I graduated high school and I was working part-time at a bar and restaurant.Back then I wasn’t thinking too much about it, but that experience influenced my life.
When I turned 20, my father told me to take over his business. He was a sole proprietor of a manufacturing business for kimono fabrics, and business was going well because of the bubble economy. One of us three needed to take over the business and I was chosen for having the best communication skills. At first, in order to see more of the industry, I was apprenticed to a kimono fabric shop in Muromachi, Kyoto. It handled quality goods. My father begged the owner to train me for five years, and I was welcomed there.

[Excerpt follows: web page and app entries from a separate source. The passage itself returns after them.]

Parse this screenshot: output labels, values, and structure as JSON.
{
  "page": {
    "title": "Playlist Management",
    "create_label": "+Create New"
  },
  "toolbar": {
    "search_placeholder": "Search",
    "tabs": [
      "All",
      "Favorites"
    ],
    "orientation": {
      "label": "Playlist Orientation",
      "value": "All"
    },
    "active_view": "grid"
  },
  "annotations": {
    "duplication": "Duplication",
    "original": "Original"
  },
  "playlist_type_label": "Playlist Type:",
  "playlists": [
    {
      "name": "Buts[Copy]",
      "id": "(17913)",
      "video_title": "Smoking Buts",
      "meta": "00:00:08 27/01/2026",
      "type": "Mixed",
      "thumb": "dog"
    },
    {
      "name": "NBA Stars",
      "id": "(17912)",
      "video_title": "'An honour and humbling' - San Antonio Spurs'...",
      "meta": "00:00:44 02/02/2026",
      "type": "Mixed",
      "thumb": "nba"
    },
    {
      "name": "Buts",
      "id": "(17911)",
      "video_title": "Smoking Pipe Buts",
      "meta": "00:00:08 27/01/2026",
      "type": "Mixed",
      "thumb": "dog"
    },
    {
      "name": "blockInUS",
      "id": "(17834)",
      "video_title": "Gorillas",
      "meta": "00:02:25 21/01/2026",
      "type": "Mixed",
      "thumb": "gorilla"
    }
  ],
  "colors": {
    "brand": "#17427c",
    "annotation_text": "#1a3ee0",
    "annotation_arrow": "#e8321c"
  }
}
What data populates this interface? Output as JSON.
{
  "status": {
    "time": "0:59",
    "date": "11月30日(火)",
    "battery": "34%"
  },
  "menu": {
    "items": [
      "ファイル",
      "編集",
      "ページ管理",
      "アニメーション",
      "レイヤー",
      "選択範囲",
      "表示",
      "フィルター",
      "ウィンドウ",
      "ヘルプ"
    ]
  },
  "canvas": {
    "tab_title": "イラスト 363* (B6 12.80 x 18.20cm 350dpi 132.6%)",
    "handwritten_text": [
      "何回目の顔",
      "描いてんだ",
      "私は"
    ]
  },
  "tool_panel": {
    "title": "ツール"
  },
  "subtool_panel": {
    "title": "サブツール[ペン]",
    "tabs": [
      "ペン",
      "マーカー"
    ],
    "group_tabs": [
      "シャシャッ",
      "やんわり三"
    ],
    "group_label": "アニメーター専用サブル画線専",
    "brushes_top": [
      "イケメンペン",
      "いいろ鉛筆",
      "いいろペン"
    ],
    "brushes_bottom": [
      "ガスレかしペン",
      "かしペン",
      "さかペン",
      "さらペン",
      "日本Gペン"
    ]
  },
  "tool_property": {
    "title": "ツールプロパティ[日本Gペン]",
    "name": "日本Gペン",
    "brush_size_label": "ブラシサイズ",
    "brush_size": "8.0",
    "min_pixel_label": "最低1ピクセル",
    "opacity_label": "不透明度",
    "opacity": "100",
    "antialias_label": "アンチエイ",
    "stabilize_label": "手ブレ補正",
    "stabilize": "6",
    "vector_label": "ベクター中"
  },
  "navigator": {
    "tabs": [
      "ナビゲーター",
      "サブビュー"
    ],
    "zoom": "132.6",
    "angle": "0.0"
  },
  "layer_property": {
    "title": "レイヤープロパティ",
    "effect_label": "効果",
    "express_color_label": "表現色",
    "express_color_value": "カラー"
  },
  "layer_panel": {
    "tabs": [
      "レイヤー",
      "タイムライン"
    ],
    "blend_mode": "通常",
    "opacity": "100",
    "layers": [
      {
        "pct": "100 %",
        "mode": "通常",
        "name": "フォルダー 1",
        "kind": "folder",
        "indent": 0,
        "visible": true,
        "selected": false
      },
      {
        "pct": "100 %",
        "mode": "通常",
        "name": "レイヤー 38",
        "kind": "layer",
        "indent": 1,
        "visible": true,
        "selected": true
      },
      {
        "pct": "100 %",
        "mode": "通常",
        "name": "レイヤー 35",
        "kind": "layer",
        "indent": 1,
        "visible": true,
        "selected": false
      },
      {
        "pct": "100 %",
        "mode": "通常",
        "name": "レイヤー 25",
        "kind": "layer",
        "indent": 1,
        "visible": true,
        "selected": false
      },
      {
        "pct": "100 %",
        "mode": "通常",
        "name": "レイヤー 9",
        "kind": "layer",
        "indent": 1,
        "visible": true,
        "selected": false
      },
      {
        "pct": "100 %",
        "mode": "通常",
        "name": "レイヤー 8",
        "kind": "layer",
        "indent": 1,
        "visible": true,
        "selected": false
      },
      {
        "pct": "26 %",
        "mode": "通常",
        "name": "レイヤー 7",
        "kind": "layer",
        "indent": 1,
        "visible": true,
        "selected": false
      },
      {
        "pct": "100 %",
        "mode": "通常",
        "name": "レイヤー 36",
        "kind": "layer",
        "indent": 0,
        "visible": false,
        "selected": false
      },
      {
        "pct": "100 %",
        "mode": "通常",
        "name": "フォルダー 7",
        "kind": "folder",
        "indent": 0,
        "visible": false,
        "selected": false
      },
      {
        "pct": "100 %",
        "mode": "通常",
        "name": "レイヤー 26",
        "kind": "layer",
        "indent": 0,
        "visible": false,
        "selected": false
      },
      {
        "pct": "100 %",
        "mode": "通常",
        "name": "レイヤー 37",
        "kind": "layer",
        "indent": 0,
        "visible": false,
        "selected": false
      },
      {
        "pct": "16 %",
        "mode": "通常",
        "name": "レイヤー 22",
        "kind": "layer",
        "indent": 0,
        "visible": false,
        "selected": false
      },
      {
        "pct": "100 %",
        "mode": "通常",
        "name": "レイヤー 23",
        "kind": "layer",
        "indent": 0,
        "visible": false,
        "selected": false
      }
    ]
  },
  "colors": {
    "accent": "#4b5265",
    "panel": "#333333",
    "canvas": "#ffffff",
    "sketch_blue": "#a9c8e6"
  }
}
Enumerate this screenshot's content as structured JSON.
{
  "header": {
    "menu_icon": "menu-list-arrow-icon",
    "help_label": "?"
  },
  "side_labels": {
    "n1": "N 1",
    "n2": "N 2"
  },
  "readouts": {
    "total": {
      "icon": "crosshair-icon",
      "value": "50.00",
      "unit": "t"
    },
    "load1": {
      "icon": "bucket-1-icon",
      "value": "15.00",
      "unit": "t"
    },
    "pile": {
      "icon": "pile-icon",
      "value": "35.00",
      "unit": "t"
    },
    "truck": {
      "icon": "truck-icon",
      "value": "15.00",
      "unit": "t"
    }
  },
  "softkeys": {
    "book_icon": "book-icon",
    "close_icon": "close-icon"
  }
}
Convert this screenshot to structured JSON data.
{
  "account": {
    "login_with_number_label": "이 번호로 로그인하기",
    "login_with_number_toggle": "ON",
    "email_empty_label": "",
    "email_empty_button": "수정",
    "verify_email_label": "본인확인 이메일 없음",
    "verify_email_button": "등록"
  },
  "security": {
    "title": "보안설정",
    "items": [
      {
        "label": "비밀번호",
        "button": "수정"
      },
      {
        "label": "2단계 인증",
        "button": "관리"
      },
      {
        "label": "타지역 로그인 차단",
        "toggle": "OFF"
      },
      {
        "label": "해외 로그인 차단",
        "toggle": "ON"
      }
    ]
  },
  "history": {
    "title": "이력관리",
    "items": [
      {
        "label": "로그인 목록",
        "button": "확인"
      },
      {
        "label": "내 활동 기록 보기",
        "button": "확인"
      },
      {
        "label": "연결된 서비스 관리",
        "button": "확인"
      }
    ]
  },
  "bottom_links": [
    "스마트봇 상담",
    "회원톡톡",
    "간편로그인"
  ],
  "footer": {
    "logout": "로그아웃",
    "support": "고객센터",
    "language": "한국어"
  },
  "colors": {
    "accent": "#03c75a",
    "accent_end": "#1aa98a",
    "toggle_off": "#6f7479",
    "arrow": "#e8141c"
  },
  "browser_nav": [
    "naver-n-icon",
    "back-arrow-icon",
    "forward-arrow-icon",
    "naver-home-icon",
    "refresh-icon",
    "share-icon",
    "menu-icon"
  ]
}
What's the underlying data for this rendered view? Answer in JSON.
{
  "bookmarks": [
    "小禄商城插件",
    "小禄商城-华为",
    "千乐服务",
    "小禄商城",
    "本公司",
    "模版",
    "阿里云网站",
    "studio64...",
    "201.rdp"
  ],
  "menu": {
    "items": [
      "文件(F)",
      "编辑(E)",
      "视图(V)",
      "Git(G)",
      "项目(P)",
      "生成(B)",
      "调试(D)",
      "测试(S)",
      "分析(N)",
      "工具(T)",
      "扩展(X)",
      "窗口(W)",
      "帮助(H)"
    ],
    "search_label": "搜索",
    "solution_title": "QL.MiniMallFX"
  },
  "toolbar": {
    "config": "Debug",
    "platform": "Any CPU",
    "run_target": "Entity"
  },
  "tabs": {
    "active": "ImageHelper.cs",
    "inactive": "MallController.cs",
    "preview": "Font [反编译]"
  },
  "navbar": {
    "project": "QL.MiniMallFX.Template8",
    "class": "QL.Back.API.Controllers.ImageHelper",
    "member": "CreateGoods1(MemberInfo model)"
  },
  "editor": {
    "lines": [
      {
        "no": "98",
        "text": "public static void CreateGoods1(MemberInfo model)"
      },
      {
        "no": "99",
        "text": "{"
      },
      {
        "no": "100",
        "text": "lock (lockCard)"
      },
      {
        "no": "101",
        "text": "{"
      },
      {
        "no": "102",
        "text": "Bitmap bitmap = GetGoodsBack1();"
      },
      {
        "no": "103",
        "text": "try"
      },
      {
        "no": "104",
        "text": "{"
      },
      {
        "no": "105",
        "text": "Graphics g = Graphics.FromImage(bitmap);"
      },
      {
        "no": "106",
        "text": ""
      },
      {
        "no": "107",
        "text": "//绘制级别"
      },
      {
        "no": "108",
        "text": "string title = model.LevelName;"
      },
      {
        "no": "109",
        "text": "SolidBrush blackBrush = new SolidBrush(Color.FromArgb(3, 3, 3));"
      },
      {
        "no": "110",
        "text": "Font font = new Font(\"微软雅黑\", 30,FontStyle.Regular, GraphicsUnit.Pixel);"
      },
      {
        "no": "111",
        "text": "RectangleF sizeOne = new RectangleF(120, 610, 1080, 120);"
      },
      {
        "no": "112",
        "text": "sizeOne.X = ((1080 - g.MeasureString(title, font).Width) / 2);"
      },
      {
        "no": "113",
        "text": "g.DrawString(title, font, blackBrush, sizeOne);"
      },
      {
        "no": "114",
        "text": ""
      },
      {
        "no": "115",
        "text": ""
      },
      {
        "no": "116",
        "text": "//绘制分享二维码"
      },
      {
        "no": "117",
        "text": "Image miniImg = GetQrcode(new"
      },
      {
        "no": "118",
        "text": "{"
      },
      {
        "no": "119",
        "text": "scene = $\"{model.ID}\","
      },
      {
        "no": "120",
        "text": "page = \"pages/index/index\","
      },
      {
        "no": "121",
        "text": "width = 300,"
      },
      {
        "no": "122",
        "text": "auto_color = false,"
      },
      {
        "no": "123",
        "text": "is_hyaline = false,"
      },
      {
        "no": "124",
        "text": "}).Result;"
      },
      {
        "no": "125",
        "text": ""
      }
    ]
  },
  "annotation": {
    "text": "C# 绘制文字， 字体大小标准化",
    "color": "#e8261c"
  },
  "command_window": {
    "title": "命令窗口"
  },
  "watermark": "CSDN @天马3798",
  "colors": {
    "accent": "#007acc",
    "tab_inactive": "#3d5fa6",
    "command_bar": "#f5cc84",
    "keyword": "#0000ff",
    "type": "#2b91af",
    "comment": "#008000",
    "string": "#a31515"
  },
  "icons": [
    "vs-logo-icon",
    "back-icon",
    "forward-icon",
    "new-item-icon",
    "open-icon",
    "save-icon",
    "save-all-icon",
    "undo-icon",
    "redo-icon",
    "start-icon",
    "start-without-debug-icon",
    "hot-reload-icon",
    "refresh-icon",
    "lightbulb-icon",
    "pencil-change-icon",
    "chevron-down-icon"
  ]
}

So it was a smooth transition into society.
That industry was healthy at the beginning, but the effects of Japan’s burst economic bubble became more and more apparent.
After the five years were up, the insinuation toward people like me throughout the industry was essential, “Get out and don’t come back.” The company that employed me was still fine since it was a big one, thought. And at that time I was at a certain level in my career, so the president told me to stay. But the effect of the economy was bigger than we thought and after several years the company closed its doors.
How old were you when that happened?
I was 30. I started when I was 20, so I was in the kimono fabric industry for ten years.Then I jumped into the restaurant business and decided to become a barista, but it was such a late start.
Restarting at 800 yen per hour at the age of 31.
At that time there was a fateful encounter with Ogawa Coffee.
I was thinking about what to do for my next job, and something in the service industry was what came to mind first.I thought I could utilize my communication skills in a job where I work with people.
Actually, my grandmother used to manage a coffee shop.My mother also worked there, so she was good at cooking coffee shop foods.She always made sandwiches and coffee on Sunday mornings.I was therefore pretty familiar with cafes and coffee. With that in mind I talked to a friend who worked in the café industry. He said if I would work in Kyoto in the future, there were two choices: Ogawa Coffee and Inoda Coffee.
Both are old roaster companies. Following his advice I visited Ogawa Coffee and Inoda Coffee shops all around Kyoto. While I was doing that, I happened to find a job advertisement asking for opening staff. Ogawa Coffee’s flagship location had been renovated and the advertisement was posted outside. I called immediately and started a part-time job there in January of 2002.
You started part-time?
It was 800 yen per hour, I think. I was already 31 years old and married so I think my wife was worried. But she said, “Keep trying until you find what you want to do.” She supported me. I have nothing but appreciation. I was even registered as her dependent for a short time.
So did you struggle at the beginning?
Honestly, it wasn’t that tough. The flagship location is a big shop with about 100 seats and the staff consisted of many students, part-timers, and female staff, so I thought that I’d be the top server there.
Out of all the part-time workers I was the oldest, and combined with outside job experience I found it easy to handle the rest of the staff. When I was working at that shop, I noticed industry journals and magazines, and I heard the word “barista” for the first time.
At that time in Tokyo cafes were really taking off, and words like “espresso” and “barista” started to gain attention. But they weren’t yet known in Kyoto, so there weren’t many shops serving cappuccino like there are now. Internationally speaking, there is the job title “barista” and there are competitions to recognize the best in Japan or in the world. I thought I should set my sights on that.